Writing to flash memory is slow because data to full pages can not be written before erasing a block of pages. Writing is then possible to the newly erased pages. So in the worst case a need to write one bit of information can trigger the erasure of several pages of flash memory. For this reason it is very preferable to align the file system blocks on a flash device with the erase block size to avoid unnecessary write amplification. SD cards in a native SD card reader can report their preferred erase block size directly in Linux. Just type
to see the erase block size of your SD card. A smaller erase block size is of course better, because the problem with write amplification is smaller then.
My 16 GB SanDisk Extreme Pro 45 MB/s UHS 1 card reports an erase block size of 4 MB.
My 8 GB Transcend SDHC Class 6 150x card reports an erase block size of 4 MB.
My 2 GB Transcend SD 150x card reports an erase block size of 8 kB.
For USB-sticks the erase block has to be measured because the controller on the card hides this information.
It would be interesting to know the erase block size of other SD cards in use.
The size of the erase block size is not the full story on how fast a particular card is because the speed depends on the algorithm used for garbage collection and the corresponding hardware.

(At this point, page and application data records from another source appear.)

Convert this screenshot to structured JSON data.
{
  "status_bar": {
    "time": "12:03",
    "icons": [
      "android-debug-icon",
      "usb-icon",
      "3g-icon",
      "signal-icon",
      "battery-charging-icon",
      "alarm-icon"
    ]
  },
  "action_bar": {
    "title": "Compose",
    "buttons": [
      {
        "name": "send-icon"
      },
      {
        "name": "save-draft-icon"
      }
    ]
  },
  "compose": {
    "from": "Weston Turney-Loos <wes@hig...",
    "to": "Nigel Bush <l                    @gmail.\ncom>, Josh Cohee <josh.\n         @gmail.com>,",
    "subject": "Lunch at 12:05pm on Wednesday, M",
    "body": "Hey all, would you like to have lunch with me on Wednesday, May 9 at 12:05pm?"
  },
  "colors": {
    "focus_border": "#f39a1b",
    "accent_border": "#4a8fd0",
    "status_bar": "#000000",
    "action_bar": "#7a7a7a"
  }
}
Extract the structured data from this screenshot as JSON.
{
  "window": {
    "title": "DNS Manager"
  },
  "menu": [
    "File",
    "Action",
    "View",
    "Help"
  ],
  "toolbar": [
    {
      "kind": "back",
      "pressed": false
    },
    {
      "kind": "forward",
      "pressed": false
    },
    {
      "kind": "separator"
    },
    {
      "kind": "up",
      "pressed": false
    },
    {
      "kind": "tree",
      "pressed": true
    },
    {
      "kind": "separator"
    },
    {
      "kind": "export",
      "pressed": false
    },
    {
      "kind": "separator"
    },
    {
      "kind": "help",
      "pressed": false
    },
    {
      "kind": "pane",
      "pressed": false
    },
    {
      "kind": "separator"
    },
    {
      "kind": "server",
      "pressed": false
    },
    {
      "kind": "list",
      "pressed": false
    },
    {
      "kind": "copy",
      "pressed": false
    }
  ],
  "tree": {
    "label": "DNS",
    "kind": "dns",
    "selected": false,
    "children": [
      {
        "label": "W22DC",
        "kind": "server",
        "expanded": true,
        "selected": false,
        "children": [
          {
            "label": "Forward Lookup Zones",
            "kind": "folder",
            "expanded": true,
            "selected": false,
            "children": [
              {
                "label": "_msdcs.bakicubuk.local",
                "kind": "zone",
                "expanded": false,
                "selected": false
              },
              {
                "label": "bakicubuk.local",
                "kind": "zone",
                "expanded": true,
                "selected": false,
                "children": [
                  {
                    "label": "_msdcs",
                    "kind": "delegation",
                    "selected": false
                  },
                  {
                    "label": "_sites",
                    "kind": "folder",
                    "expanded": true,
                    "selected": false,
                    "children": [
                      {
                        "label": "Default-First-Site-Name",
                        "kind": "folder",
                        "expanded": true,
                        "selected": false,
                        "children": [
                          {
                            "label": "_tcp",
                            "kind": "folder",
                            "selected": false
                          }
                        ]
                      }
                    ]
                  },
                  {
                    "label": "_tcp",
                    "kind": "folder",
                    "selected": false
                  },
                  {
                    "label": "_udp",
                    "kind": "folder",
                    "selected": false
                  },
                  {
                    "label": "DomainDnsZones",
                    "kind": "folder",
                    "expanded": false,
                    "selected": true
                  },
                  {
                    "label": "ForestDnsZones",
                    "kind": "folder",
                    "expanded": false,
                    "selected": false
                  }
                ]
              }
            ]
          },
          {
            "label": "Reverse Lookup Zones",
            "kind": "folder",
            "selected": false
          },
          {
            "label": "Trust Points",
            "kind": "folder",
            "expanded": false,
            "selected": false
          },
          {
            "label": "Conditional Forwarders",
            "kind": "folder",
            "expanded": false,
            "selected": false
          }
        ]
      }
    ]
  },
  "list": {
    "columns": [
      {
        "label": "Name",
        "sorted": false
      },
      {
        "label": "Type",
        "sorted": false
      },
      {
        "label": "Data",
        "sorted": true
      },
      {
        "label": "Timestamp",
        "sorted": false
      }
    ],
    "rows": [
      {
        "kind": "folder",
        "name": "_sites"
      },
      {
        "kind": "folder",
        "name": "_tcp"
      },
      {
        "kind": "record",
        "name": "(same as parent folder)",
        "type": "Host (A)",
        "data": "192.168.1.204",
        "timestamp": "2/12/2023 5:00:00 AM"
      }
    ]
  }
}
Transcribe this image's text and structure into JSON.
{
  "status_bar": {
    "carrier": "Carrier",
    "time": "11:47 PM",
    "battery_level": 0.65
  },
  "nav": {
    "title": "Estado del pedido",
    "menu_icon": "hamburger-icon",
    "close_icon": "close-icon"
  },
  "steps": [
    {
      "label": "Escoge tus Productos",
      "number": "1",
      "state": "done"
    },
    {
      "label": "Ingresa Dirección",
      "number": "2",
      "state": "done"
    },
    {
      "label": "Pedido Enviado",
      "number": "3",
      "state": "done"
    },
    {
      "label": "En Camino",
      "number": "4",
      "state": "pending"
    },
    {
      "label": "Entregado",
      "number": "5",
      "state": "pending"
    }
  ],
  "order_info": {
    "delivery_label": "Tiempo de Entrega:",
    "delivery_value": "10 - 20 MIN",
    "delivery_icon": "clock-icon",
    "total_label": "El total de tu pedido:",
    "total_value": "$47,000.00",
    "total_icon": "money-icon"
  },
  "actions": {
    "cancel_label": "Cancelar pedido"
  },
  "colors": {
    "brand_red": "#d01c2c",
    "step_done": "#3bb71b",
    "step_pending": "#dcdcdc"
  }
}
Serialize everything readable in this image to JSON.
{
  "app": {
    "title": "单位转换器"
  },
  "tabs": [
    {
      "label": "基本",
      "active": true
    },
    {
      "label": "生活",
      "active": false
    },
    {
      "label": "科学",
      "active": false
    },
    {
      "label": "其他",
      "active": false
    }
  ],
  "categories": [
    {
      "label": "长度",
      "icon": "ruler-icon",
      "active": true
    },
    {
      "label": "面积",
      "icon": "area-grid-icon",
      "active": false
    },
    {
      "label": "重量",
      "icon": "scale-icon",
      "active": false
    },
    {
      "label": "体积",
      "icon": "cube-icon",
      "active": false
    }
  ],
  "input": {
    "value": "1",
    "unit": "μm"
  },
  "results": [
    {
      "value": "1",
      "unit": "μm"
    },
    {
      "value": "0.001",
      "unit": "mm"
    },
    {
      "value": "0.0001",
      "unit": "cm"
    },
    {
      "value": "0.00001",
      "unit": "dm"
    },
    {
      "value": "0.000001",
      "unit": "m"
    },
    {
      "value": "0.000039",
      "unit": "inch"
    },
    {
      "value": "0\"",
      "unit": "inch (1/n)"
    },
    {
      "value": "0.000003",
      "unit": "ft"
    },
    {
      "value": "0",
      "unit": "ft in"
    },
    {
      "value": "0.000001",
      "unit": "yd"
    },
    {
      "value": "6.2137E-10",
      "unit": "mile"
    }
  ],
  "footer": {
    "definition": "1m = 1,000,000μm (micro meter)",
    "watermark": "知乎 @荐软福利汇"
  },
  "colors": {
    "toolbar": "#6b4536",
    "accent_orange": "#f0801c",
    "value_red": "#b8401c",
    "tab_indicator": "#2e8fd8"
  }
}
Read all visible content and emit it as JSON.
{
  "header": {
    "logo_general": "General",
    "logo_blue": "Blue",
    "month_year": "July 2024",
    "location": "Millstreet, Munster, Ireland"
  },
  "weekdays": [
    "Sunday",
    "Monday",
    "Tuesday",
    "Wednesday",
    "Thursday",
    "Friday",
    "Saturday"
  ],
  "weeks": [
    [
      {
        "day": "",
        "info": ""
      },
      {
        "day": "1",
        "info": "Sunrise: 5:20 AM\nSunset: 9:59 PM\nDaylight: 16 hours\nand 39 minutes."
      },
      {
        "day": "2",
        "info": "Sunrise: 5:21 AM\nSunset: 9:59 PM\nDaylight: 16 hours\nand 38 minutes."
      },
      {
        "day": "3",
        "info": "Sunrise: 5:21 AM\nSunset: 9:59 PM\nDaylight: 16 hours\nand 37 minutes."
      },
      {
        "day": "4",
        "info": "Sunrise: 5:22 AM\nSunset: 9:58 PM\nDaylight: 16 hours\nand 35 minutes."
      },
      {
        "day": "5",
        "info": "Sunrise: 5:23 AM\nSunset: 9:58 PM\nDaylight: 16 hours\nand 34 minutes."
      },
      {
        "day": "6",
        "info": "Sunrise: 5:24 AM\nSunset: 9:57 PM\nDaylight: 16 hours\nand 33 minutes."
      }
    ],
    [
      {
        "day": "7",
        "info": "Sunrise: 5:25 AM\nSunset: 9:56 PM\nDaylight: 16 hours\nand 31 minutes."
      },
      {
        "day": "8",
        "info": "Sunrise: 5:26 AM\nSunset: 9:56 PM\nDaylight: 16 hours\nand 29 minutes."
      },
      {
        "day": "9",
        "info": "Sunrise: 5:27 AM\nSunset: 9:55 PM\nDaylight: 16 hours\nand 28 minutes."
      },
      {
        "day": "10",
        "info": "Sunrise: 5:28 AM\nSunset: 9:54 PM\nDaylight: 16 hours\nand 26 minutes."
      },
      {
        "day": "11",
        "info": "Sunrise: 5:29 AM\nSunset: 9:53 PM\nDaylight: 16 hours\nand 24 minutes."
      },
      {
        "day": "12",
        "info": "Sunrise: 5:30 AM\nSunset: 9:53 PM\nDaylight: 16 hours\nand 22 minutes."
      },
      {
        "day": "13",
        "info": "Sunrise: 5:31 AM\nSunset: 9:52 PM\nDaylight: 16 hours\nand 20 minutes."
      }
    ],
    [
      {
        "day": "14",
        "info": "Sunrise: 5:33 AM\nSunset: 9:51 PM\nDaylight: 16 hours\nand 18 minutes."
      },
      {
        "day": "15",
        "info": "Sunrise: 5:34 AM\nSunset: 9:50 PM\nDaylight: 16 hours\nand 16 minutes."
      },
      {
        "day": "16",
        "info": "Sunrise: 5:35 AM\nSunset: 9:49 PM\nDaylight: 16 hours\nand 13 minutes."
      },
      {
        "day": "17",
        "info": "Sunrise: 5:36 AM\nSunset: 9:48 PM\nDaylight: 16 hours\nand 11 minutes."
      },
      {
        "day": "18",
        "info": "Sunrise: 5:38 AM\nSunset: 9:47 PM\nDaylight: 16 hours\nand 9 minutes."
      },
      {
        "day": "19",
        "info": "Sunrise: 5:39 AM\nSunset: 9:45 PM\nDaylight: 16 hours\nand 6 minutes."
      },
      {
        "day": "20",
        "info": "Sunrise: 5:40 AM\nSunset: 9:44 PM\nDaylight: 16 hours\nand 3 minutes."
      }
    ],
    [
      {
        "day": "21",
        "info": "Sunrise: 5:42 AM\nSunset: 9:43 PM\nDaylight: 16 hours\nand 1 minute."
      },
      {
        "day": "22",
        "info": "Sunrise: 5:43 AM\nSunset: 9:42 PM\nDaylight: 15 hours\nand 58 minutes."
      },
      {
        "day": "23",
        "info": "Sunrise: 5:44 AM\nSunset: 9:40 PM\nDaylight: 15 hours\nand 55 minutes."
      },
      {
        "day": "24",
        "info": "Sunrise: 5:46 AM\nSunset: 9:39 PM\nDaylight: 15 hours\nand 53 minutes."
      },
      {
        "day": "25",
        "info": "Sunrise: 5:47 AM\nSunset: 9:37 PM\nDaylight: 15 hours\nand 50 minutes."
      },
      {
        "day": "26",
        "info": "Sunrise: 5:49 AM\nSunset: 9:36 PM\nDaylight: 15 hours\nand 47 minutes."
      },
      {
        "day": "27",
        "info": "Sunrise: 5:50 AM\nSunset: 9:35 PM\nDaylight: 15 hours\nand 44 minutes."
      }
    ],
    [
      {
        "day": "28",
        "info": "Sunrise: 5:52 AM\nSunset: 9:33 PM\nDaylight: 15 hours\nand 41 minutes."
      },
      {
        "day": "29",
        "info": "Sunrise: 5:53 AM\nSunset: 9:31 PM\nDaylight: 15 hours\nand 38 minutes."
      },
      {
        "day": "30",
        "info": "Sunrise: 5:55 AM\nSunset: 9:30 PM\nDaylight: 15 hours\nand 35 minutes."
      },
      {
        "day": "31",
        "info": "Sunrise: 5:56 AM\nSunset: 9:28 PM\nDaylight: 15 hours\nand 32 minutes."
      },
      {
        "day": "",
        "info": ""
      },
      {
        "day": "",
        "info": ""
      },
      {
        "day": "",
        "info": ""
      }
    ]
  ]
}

See the talk by Arnd Bergmann on Optimizations for Cheap Flash Media